Your aging dog can suffer from several geriatric problems including heart disease. Many owners don't realize that their dogs can suffer from this problem and fail to notice the signs. While there is a chance that your dog can get heart disease, it doesn't mean that he is nearing the end of his life, especially if you and your your veterinarian catch it early. Here are some of the types of heart problems your older dog may develop as well as their symptoms and possible treatments.
Types of Heart Disease That Affect Dogs
Most dogs with heart disease have valvular problems, such as congestive heart failure, or weakness with the heart muscle that results in less efficient pumping, also known as myocardial disease. These cause problems with fluid buildup in the lungs or abdomen. Your dog can also acquire heart disease and damage through preventable heart worms.
Causes of Heart Disease in Dogs
Other than heart worms, heart disease causes can be hard to pinpoint in dogs. It is known that poor condition and obesity can contribute to heart problems, but they are not the main cause. Older dogs as well as certain breeds, especially very large or very small breeds, are more prone to getting heart problems. Large breeds tend to get myocardial issues, and smaller breeds are more likely to have valvular problems.
Symptoms of Heart Disease in Dogs
Some of the most noticeable symptoms of heart disease in dogs revolve around having trouble breathing, or coughing, and suffer from increasingly worse fatigue. Some dogs have problems with fainting and low blood pressure. Dogs may also may start to eat less and appear to have a change in personality or mood.
Treatments Available for Heart Disease in Dogs

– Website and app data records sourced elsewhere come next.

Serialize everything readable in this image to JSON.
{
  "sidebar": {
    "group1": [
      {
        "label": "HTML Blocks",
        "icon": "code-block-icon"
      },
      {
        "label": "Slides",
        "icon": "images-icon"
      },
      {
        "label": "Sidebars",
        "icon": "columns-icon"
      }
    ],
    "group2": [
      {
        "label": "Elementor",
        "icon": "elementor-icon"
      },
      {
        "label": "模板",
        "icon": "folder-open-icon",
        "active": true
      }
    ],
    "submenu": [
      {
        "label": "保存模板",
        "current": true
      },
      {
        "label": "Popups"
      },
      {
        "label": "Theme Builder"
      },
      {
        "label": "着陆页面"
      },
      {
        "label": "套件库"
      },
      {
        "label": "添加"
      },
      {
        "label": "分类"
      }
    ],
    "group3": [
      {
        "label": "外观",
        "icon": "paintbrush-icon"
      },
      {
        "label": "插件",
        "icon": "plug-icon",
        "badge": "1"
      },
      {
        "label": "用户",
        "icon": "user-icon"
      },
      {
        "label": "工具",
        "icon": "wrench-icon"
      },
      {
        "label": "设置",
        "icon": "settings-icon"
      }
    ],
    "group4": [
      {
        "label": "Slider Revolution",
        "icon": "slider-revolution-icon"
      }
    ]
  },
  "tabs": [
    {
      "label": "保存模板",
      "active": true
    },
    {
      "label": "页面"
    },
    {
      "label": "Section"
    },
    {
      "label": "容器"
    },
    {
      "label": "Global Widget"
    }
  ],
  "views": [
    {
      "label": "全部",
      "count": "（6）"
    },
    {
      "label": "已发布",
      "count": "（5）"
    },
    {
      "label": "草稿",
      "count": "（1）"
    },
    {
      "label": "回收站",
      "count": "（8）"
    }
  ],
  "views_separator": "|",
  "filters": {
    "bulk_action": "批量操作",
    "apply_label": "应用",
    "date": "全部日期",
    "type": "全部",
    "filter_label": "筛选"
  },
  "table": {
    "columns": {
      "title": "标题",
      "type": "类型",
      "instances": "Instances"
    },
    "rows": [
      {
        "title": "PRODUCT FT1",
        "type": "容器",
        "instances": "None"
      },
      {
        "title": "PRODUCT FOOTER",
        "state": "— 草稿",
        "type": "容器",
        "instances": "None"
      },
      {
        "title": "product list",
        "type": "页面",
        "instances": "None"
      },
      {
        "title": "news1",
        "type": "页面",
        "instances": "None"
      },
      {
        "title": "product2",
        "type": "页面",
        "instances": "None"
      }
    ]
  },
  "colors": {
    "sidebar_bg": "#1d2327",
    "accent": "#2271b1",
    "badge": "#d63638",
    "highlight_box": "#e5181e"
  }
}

After an assessment using EKGs, x-rays, urine tests, or listening to the heart with a stethoscope, your veterinarian will devise a treatment plan to help your dog. While your dog's heart disease can't be cured, it can be mediated with certain medications depending on how bad the disease has progressed. Other medications can help improve breathing issues and prevent blood clots and parasites that can worsen your dog's heart condition.
While dogs can get heart disease just as humans, the causes and treatments are different with dogs. Lifestyle changes and diet can help, somewhat, but can't prevent or cure heart disease in dogs. Instead, you should visit a veterinarian at a pet hospital to discuss any changes in your dog's appetite or activity, as well as other therapies to make your dog more comfortable and live longer with the disease.
Speak with animal health services to learn more.